With shares of Dell Inc. (NASDAQ:DELL) trading at around $10.68, is Dell an OUTPERFORM, WAIT AND SEE or STAY AWAY? Let’s analyze the stock with the relevant sections of our CHEAT SHEET investing framework:
C = Catalyst for the Stock’s Movement
If you’re a man, then Dell might remind you of a beautiful woman in a bar who looks at you with a spark in her eye, talks to you in a suggestive voice, and even asks you to follow her out the door. However, once you follow her out the door, you end up standing outside looking at an empty sidewalk. A car drives through a nearby puddle and splashes water onto your favorite outfit. What once looked like something with great potential was nothing but a mirage. The amazing thing is that you will walk back into the bar and fall for the same woman again. As long as she is there, you will allow her to lead you on and let you down time and time again.
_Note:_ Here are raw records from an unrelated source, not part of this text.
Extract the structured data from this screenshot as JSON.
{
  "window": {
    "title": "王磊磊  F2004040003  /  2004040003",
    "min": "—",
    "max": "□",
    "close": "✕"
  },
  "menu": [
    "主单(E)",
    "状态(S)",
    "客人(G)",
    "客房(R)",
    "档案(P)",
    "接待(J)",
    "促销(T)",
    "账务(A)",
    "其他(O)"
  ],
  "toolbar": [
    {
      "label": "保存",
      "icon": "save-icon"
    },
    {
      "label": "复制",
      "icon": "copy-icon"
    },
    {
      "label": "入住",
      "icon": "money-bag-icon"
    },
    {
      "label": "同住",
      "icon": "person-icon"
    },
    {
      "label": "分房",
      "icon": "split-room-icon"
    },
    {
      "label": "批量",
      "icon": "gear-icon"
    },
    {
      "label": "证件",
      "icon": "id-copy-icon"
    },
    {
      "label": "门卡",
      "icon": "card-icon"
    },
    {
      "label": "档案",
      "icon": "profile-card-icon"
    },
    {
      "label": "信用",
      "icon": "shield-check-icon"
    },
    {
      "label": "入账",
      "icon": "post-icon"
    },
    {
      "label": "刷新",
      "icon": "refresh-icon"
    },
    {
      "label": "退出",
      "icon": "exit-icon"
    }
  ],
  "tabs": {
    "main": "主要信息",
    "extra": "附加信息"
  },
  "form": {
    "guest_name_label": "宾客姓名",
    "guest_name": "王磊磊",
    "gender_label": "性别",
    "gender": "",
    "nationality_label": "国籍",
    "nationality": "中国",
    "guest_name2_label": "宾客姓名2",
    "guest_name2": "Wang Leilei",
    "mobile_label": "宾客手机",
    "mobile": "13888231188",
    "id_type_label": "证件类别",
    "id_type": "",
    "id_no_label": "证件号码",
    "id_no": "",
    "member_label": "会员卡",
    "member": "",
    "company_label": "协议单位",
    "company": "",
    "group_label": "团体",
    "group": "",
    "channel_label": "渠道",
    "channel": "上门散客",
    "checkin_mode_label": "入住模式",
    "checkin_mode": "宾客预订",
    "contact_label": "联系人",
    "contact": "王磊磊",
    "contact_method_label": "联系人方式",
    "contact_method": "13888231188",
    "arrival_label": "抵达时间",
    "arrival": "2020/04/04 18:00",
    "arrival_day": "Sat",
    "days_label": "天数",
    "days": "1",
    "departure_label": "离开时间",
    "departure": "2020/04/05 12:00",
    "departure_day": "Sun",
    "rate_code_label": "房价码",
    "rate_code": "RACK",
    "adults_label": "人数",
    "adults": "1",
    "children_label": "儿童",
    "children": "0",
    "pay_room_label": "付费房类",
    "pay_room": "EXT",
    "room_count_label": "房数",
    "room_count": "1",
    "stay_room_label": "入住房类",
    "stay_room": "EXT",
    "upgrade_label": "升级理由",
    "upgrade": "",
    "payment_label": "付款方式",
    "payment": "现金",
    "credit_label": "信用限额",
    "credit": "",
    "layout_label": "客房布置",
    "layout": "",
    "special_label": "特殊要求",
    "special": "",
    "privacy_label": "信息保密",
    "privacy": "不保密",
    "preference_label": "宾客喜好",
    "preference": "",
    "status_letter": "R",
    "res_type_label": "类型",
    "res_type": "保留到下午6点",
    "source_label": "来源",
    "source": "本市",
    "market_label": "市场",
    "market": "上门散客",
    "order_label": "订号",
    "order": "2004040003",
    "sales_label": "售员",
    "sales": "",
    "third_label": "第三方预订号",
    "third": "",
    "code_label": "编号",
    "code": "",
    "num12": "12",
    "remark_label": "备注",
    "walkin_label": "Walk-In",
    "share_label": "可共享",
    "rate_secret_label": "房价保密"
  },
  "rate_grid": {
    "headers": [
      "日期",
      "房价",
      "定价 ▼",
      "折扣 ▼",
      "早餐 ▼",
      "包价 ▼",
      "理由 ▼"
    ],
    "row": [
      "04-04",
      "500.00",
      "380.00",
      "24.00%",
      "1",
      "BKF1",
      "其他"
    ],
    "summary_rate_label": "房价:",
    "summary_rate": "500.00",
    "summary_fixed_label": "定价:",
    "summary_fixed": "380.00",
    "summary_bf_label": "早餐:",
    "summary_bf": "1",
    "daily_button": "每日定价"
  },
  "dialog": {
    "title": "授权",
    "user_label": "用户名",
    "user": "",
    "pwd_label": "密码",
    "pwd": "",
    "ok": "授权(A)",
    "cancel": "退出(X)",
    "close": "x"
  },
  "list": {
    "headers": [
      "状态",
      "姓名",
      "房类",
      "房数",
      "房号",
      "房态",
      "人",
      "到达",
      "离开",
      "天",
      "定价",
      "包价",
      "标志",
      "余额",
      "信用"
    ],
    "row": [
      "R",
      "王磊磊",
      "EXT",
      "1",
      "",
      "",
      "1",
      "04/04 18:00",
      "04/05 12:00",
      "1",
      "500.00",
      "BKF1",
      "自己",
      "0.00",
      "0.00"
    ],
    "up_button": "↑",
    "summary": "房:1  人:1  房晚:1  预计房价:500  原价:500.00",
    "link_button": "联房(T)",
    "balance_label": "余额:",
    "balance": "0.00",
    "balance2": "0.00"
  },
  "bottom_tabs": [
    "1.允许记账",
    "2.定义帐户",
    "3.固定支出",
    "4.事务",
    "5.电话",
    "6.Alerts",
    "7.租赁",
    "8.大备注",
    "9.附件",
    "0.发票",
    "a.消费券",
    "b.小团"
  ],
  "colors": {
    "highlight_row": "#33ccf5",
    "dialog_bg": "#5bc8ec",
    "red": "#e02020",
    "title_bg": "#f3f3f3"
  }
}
If you’re familiar with Dell, then you understand. Dell has a habit of making acquisitions that fool investors into believing there will be a light at the end of the tunnel. Some examples over the past few years include Wise Technology, Perot Systems, KACE Networks, Gale Technologies, SonicWall, and Quest Software. Is it possible that these acquisitions will make Dell a shining star again? Yes, but so far, not so good. Dell is attempting to become like International Business Machines Corporation (NYSE:IBM), but it’s not working. Dell needs to understand that investors and humans, and humans like to get excited. Therefore, Dell needs to make an acquisition that will excite investors… give them something to talk about.
All of that said, there is a common misconception about Dell these days. Everyone is still hooked on Dell being a PC company. Dell still sells PCs, but it also sells smartphones, tablets, workstations, notebooks, and much more. Dell has also been working its way into the IT business. Actually, IT is now the first thing listed on Dell’s business profile. This is a subtle hint for the future direction of the company. Another positive is that Goldman Sachs (NYSE:GS) recently upgraded Dell to a Buy. Furthermore, 15 of 19 analysts are bullish on the company. As far as the short position goes, it’s 5 percent, but considering the constant negative attention Dell receives, you would expect it to be much higher.
Let’s take a look at some important numbers for Dell. There are some interesting surprises.
E = Equity to Debt Ratio Is Normal
T = Technicals on the Stock Chart Are Mixed
Dell has outperformed Hewlett-Packard (NYSE:HPQ) over the past few years, but it has underperformed Apple (NASDAQ:AAPL). Apple isn’t really a direct competitor anymore. It has left Dell in the dust, which has everything to do with Dell missing the gravy train.
E = Earnings and Revenue Have Been Impressive
Wait! What? Does that say, “ and Revenue Have Been Impressive”? There must be some kind of mistake. This is an article about Dell, right? Yes indeed, this actually pertains to Dell. While everyone has been running for the hills, Dell has quietly been increasing revenue and earnings on an annual basis. At least that has been the case since 2010.
|Revenue ($)in billions|
|Diluted EPS ($)|
When we look at last quarter on a YoY basis, we see a significant drop in revenue and earnings. When combined with the paragraph and chart above, was that like a sexy woman in a bar getting you excited for no reason?
|Revenue ($)in billions|
|Diluted EPS ($)|
T = Trends Support the Industry
This really depends on what industry we’re talking about. If we’re talking about an industry in which companies had enough foresight to get involved with mobile, then trends support the industry. If we’re referring to the PC industry, then trends don’t support the industry. However, Dell is expanding into other areas.
Dell has a few things going for it. It’s a financially sound company, acquisitions are being made, new avenues are being explored, and there is a 3.20 percent yield. On the other hand, you have to relate companies, or , to people. If you know someone who constantly lets you down, then that person will continue to let you down in the future regardless of how much you hope for something else. Even though you like that person, you need to drop him or her from your life. Dell has let down its investors for years. Another bad sign is that Dell has been removed from the S&P 100 Index. At least someone picked up on the pattern and had the guts to make an important and correct decision.
Dell is far from dead, but sometimes a slow death is the most painful one. Dell is currently a STAY AWAY.
Copyright Wall St Cheat Street All rights reserved.